“We’ve purchased 15 acres along the creek.” noted Jim Walker, Southeast Director of the Archaeological Conservancy, The Conservancy’s purchase includes the extant remains of the agency building’s foundations and the adjacent stone construction known as ‘Kennelly’s Castle,’ which was constructed at a later period after the Fort was abandoned. Walker went on to insure that the site was now under perpetual protection from any purchase or development. The site will be fenced with access given by request through the Conservancy for educational and cultural programs. The Crow tribe will have unlimited and unregulated access to the site, which is still considered sacred as many ancestors lived, died and were buried at Fort Parker.
Emerson Bull Chief, Crow Tribal Historic Preservation Officer expressed the Tribe’s feelings about having this site preserved. “It is good that the Archeology Conservancy has made this purchase to preserve this historical site. For the Apsáalooke, history doesn’t begin at the Fort, our connection stretches back beyond 2500 years ago. The landscapes still hold the scars of our fasting beds, the names of places that are still used today and the final resting places of our ancestors. Although the Fort represented the darker times of Euro-American interaction with Native Americans, it is also an acknowledgement by the United States for the Western boundary of the Apsáalooke territorial homeland. In that sense, the Crow Tribal Historic Preservation Office supports The Extreme History Project and the Archeology Conservancy in the purchase, protection, and preservation of this important historic site.”

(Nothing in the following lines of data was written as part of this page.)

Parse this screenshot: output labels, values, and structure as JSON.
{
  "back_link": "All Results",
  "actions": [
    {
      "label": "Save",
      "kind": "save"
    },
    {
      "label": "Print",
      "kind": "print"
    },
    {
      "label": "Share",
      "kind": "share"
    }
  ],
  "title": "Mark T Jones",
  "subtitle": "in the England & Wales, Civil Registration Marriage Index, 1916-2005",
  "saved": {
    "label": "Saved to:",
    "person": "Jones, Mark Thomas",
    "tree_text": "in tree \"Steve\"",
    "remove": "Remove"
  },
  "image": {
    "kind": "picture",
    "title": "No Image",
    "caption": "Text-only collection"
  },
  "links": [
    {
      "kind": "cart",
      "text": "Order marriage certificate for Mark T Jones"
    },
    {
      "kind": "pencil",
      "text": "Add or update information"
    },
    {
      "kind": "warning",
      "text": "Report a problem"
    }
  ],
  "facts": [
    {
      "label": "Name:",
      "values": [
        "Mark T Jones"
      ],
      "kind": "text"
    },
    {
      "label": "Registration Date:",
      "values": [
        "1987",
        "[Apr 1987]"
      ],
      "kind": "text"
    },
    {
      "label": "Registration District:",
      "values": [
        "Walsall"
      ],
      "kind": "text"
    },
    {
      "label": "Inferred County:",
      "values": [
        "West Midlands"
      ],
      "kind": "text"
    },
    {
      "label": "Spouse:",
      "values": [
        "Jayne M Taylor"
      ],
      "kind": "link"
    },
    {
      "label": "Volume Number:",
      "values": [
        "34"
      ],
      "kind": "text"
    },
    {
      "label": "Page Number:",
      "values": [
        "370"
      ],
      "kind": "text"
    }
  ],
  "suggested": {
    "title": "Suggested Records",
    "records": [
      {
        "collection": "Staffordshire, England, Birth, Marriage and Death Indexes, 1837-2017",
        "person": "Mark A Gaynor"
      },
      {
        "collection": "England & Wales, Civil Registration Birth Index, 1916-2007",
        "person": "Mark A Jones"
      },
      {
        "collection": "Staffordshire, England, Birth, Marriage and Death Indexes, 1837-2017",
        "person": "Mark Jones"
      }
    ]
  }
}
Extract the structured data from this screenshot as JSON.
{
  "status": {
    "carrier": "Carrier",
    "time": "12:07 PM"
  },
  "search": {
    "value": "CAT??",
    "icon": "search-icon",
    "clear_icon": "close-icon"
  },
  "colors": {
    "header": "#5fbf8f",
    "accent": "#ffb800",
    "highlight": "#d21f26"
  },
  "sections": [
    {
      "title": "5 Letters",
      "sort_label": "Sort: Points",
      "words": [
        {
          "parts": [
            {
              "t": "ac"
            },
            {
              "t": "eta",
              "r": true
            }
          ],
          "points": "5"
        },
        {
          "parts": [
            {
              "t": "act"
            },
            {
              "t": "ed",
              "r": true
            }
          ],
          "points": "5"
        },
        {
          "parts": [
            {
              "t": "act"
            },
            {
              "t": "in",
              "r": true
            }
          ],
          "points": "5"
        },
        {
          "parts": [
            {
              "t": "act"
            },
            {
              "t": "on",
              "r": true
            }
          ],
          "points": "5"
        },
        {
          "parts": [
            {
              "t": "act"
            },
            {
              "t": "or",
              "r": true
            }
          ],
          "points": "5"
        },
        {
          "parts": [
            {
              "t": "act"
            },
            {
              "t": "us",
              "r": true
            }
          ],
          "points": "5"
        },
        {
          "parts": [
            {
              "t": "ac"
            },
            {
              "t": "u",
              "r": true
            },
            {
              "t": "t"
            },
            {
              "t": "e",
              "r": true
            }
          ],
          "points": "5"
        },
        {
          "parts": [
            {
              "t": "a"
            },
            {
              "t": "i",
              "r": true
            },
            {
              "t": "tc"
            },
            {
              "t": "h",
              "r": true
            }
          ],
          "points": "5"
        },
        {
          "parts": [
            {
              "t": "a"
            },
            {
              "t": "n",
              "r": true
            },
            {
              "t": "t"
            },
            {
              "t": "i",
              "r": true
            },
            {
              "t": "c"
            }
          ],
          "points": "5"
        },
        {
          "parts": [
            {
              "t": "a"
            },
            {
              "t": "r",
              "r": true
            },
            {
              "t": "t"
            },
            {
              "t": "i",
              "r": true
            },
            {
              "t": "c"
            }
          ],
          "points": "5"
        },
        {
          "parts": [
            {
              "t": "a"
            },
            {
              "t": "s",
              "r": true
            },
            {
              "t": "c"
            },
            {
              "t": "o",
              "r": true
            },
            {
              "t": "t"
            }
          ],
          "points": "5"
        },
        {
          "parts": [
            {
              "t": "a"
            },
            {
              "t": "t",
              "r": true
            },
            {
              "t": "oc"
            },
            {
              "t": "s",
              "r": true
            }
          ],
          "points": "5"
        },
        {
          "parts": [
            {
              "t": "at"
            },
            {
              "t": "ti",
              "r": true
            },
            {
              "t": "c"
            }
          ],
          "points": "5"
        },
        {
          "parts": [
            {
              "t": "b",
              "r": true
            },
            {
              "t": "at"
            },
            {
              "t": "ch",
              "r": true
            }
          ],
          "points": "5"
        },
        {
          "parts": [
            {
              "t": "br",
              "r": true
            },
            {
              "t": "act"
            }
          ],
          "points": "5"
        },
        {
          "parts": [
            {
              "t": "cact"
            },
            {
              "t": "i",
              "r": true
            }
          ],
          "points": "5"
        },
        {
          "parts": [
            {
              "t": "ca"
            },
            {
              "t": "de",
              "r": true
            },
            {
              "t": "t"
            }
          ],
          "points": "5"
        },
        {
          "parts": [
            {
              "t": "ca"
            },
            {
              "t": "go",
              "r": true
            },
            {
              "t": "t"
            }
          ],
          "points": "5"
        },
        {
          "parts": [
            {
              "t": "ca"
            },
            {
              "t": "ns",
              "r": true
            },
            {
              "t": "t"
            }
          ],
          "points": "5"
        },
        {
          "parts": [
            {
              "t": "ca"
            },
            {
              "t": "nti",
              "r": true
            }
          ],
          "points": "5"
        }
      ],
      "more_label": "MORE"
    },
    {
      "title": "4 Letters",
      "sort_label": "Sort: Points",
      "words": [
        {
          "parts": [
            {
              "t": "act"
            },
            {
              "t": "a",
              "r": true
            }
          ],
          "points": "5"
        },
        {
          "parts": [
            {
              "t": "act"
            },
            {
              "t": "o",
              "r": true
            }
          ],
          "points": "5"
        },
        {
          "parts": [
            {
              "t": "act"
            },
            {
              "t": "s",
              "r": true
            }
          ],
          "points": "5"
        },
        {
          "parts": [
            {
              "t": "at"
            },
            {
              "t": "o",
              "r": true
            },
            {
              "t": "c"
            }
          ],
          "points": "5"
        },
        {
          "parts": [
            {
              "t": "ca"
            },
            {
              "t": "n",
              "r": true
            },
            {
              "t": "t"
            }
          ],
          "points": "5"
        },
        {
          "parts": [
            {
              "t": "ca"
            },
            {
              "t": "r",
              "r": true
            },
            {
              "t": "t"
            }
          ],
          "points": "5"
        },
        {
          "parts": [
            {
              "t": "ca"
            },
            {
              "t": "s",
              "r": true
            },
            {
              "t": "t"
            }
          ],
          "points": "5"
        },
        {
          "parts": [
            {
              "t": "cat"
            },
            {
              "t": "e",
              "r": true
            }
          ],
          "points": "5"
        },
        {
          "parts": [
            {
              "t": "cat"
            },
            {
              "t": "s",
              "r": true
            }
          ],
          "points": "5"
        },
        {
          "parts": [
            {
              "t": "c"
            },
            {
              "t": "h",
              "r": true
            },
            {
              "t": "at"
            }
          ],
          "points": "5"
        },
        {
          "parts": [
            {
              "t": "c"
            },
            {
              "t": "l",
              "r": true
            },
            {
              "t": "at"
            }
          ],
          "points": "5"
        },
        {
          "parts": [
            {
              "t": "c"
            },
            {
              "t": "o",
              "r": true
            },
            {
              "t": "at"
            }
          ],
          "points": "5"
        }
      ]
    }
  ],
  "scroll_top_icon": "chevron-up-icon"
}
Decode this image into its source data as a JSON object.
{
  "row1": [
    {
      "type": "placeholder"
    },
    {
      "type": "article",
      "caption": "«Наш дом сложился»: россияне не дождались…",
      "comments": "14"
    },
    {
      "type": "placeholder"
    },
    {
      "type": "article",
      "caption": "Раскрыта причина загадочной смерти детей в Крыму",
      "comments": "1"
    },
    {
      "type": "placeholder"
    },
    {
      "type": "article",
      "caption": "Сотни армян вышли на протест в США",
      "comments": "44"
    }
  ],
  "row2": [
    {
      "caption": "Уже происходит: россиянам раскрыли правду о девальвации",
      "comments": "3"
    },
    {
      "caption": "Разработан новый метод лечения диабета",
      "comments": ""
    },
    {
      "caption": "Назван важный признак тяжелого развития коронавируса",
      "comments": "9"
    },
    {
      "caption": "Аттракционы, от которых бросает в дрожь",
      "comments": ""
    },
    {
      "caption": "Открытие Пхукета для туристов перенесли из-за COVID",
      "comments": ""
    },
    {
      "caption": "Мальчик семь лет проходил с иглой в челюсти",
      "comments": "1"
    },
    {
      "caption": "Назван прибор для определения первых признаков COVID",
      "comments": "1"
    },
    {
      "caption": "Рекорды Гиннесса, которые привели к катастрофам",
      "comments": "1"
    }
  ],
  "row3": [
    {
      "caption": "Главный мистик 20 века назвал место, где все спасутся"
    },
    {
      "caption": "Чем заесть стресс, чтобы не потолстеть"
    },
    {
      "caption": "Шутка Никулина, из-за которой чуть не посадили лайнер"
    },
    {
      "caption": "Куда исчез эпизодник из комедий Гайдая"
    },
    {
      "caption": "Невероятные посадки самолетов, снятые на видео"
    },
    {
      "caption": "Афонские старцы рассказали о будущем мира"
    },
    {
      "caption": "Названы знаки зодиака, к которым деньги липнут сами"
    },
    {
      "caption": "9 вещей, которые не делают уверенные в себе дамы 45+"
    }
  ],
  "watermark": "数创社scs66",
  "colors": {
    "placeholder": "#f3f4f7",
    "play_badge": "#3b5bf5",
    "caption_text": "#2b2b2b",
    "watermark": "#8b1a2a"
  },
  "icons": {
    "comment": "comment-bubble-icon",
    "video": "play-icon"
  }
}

Marsha Fulton and Crystal Alegria of the Extreme History Project approached the Archaeological Conservancy in 2010 to look into the possibility of preserving the site. Livingston resident and Conservancy board member Roddy Stanton was instrumental in bringing Jim Walker to the table to start the conversation. Landowners Zena Dell Lowe, Darcy Lebeau and Rob Stephens of the Mission Ranch were enthusiastic about working with the Conservancy to insure the site’s protection, a place very significant to their late mother who owned the site up to her passing in 2011. “The family had taken excellent care of the site,” offered Marsha Fulton of the Extreme History Project, “and we were confident that in their hands the site would have remained protected and respected. However, if the property were to ever change hands, the site on private land would have been endangered. We all wanted to insure that this important historical place was honored, interpreted and preserved for future generations. Not only because it is significant to the history of Montana and the West, but because it is a place of sacred memory to the Crow Nation.”
The Archaeological Conservancy will manage and administer the site and the Extreme History Project in partnership with the Crow Tribal Cultural Committee, will create educational and interpretive programming about Fort Parker’s history. Fulton and Alegria have been compiling the documented history of the site and conducting oral histories with Crow tribal members to create a comprehensive database of historical materials. They are currently writing a book on the history of the site and intend to make all of their research materials accessible to the public in an online database.
“We are honored to facilitate the sharing of the Fort Parker story with everyone,” noted Fulton, “as it reminds us all of this painful history that we all share, though it’s not often told.”